#### Entries from a dataset of interfaces:
★ ★ ★ ★
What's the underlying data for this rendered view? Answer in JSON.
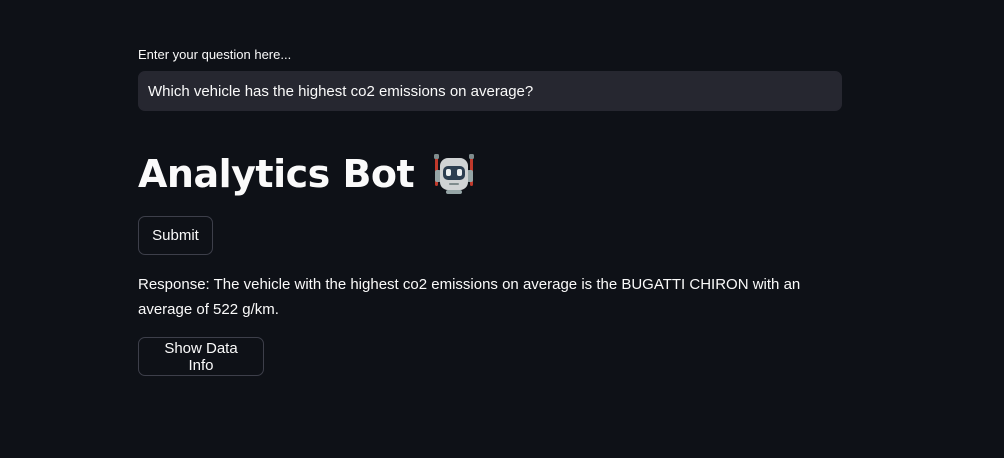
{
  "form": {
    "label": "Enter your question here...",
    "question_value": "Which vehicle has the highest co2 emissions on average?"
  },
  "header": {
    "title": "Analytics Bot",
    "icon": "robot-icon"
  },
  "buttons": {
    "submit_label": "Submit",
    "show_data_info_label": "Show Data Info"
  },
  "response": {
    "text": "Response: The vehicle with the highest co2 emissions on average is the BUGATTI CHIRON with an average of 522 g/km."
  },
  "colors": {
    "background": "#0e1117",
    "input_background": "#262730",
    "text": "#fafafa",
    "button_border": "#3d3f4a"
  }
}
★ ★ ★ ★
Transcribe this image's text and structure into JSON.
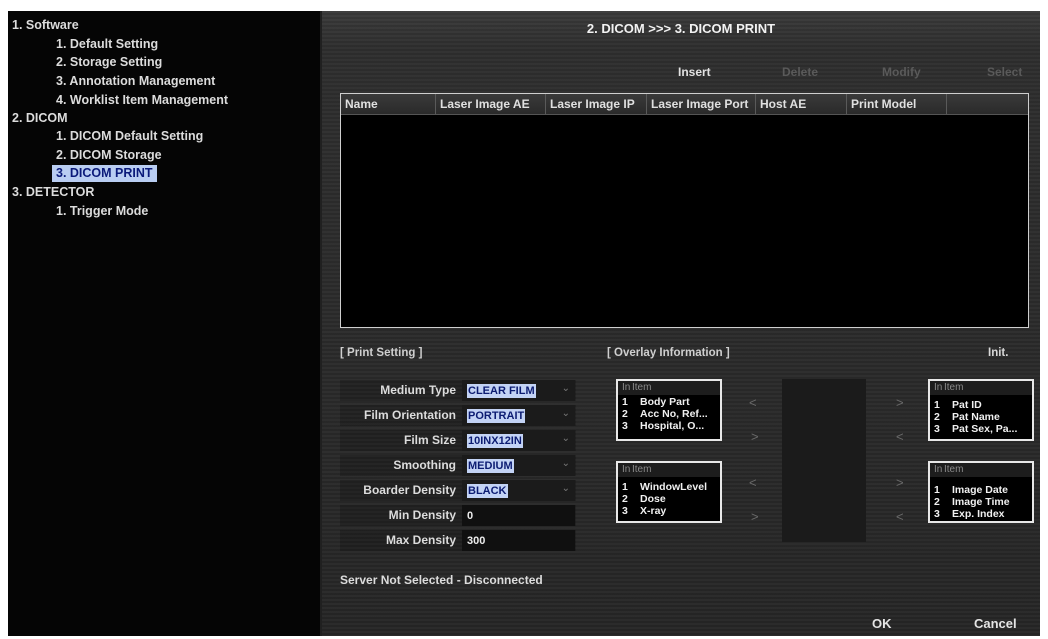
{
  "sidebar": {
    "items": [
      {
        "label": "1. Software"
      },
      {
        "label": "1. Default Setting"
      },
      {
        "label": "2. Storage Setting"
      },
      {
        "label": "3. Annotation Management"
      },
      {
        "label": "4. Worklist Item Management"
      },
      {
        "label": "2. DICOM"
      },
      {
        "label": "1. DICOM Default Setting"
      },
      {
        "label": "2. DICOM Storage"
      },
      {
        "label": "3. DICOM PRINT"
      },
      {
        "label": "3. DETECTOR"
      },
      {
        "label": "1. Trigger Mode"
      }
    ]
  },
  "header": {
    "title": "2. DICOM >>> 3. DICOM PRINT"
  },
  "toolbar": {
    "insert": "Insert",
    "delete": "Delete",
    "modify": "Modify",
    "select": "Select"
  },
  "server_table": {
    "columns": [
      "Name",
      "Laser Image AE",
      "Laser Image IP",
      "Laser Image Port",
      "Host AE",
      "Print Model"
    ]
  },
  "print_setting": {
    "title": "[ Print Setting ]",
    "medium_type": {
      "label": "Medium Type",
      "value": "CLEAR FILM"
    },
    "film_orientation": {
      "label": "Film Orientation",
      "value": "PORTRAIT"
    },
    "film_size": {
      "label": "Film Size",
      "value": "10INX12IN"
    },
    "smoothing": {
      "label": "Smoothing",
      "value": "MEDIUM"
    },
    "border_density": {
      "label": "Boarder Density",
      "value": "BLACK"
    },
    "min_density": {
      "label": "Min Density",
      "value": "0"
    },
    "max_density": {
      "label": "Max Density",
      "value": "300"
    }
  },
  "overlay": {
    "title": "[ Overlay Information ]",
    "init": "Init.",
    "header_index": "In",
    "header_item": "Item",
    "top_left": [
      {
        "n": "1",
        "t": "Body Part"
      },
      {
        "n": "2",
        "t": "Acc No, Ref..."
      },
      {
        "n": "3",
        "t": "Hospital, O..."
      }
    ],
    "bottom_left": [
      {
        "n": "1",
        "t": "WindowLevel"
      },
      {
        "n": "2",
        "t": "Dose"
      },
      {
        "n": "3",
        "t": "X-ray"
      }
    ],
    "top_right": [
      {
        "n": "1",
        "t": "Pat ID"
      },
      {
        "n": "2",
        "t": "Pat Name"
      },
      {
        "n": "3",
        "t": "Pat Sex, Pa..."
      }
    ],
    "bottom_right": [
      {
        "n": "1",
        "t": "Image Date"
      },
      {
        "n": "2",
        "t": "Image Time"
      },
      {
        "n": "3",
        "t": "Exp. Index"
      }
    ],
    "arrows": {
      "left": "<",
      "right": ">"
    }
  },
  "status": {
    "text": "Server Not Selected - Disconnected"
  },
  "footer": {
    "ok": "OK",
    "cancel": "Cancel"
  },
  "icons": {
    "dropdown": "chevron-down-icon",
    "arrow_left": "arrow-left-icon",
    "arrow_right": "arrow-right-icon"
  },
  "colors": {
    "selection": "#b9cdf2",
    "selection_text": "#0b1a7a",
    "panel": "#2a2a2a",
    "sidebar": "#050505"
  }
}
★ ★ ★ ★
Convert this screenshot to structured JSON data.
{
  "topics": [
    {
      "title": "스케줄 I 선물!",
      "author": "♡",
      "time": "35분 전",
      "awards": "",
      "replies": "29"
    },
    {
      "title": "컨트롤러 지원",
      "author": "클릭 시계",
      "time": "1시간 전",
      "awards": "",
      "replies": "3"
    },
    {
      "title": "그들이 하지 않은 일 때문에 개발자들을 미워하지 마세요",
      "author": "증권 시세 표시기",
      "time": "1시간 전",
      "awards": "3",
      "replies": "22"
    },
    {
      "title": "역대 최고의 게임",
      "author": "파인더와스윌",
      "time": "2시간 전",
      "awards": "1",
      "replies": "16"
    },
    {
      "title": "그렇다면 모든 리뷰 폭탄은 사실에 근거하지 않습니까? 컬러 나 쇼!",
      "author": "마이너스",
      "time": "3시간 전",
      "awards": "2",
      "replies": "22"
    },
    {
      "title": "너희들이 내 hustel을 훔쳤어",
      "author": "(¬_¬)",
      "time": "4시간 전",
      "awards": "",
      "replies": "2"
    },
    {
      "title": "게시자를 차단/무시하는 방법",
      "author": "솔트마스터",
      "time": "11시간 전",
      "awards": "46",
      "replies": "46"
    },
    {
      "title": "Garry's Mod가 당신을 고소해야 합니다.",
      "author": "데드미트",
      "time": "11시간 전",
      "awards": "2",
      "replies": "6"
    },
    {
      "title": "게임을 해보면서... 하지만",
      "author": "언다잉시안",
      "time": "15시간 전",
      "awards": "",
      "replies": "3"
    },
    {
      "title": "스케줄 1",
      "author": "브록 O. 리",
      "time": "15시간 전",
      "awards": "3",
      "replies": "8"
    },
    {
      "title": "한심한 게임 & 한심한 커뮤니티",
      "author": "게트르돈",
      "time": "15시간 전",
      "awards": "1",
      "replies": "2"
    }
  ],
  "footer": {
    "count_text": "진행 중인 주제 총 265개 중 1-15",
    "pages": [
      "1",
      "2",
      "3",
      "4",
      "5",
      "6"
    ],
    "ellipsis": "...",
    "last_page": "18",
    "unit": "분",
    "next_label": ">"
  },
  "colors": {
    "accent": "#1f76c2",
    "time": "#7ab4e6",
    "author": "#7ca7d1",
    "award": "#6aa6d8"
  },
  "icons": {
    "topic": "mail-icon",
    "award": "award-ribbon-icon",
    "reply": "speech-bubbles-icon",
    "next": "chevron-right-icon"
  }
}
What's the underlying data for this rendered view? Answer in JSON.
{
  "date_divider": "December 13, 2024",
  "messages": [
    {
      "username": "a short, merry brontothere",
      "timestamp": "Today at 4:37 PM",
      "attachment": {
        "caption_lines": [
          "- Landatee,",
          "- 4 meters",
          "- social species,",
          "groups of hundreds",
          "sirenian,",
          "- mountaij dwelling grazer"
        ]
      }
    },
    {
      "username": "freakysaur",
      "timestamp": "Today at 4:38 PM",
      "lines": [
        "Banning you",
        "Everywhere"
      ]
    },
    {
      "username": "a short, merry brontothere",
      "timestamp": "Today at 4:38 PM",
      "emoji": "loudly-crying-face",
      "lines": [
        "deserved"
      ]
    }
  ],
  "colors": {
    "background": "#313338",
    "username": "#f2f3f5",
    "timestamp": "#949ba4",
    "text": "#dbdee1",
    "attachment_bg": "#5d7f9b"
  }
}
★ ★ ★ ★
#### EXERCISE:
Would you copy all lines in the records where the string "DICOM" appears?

#### TASK OUTPUT:
        "label": "2. DICOM"
        "label": "1. DICOM Default Setting"
        "label": "2. DICOM Storage"
        "label": "3. DICOM PRINT"
    "title": "2. DICOM >>> 3. DICOM PRINT"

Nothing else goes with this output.